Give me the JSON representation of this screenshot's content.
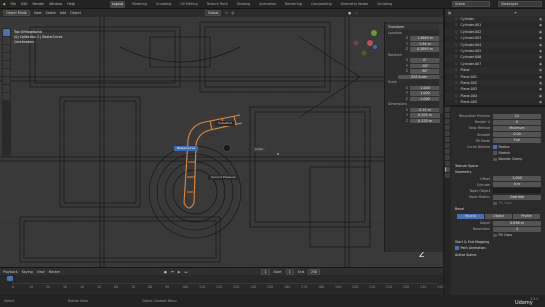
{
  "menu": {
    "items": [
      "File",
      "Edit",
      "Render",
      "Window",
      "Help"
    ],
    "workspaces": [
      "Layout",
      "Modeling",
      "Sculpting",
      "UV Editing",
      "Texture Paint",
      "Shading",
      "Animation",
      "Rendering",
      "Compositing",
      "Geometry Nodes",
      "Scripting"
    ],
    "active_workspace": "Layout",
    "scene": "Scene",
    "view_layer": "ViewLayer"
  },
  "header": {
    "mode": "Object Mode",
    "view": "View",
    "select": "Select",
    "add": "Add",
    "object": "Object",
    "transform": "Global",
    "options": "Options"
  },
  "viewport": {
    "info": [
      "Top Orthographic",
      "(0) Collection 2 | BezierCurve",
      "Centimeters"
    ],
    "labels": {
      "label_a": "ScaleEnd",
      "label_b": "BezierCurve",
      "label_c": "Cube",
      "label_d": "Second Pressure"
    }
  },
  "npanel": {
    "transform_title": "Transform",
    "location_title": "Location",
    "location": [
      {
        "axis": "X",
        "value": "1.4649 m"
      },
      {
        "axis": "Y",
        "value": "1.54 m"
      },
      {
        "axis": "Z",
        "value": "0.3893 m"
      }
    ],
    "rotation_title": "Rotation",
    "rotation": [
      {
        "axis": "X",
        "value": "0°"
      },
      {
        "axis": "Y",
        "value": "-90°"
      },
      {
        "axis": "Z",
        "value": "90°"
      }
    ],
    "mode": "XYZ Euler",
    "scale_title": "Scale",
    "scale": [
      {
        "axis": "X",
        "value": "1.000"
      },
      {
        "axis": "Y",
        "value": "1.000"
      },
      {
        "axis": "Z",
        "value": "1.000"
      }
    ],
    "dimensions_title": "Dimensions",
    "dimensions": [
      {
        "axis": "X",
        "value": "0.15 m"
      },
      {
        "axis": "Y",
        "value": "0.205 m"
      },
      {
        "axis": "Z",
        "value": "0.125 m"
      }
    ]
  },
  "outliner": {
    "rows": [
      "Cylinder",
      "Cylinder.001",
      "Cylinder.002",
      "Cylinder.003",
      "Cylinder.004",
      "Cylinder.005",
      "Cylinder.006",
      "Cylinder.007",
      "Plane",
      "Plane.001",
      "Plane.002",
      "Plane.003",
      "Plane.004",
      "Plane.005"
    ]
  },
  "properties": {
    "resolution_preview_label": "Resolution Preview",
    "resolution_preview": "12",
    "render_label": "Render U",
    "render": "0",
    "twist_method_label": "Twist Method",
    "twist_method": "Minimum",
    "smooth_label": "Smooth",
    "smooth": "0.00",
    "fill_mode_label": "Fill Mode",
    "fill_mode": "Full",
    "curve_deform_label": "Curve Deform",
    "radius_label": "Radius",
    "stretch_label": "Stretch",
    "bounds_clamp_label": "Bounds Clamp",
    "texture_space": "Texture Space",
    "geometry": "Geometry",
    "offset_label": "Offset",
    "offset": "1.000",
    "extrude_label": "Extrude",
    "extrude": "0 m",
    "taper_label": "Taper Object",
    "taper_mode_label": "Taper Radius",
    "taper_mode": "Override",
    "fill_caps_label": "Fill Caps",
    "bevel": "Bevel",
    "bevel_modes": [
      "Round",
      "Object",
      "Profile"
    ],
    "depth_label": "Depth",
    "depth": "0.038 m",
    "resolution_label": "Resolution",
    "resolution": "4",
    "fill_caps2_label": "Fill Caps",
    "start_end_mapping": "Start & End Mapping",
    "path_animation": "Path Animation",
    "active_spline": "Active Spline"
  },
  "timeline": {
    "playback": "Playback",
    "keying": "Keying",
    "view": "View",
    "marker": "Marker",
    "frame": "1",
    "start_label": "Start",
    "start": "1",
    "end_label": "End",
    "end": "250",
    "ticks": [
      "0",
      "10",
      "20",
      "30",
      "40",
      "50",
      "60",
      "70",
      "80",
      "90",
      "100",
      "110",
      "120",
      "130",
      "140",
      "150",
      "160",
      "170",
      "180",
      "190",
      "200",
      "210",
      "220",
      "230",
      "240",
      "250"
    ]
  },
  "statusbar": {
    "select": "Select",
    "rotate": "Rotate View",
    "menu": "Object Context Menu",
    "version": "3.2.2"
  },
  "watermark": "Udemy"
}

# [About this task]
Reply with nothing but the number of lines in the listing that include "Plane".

# [Solution to this problem]
6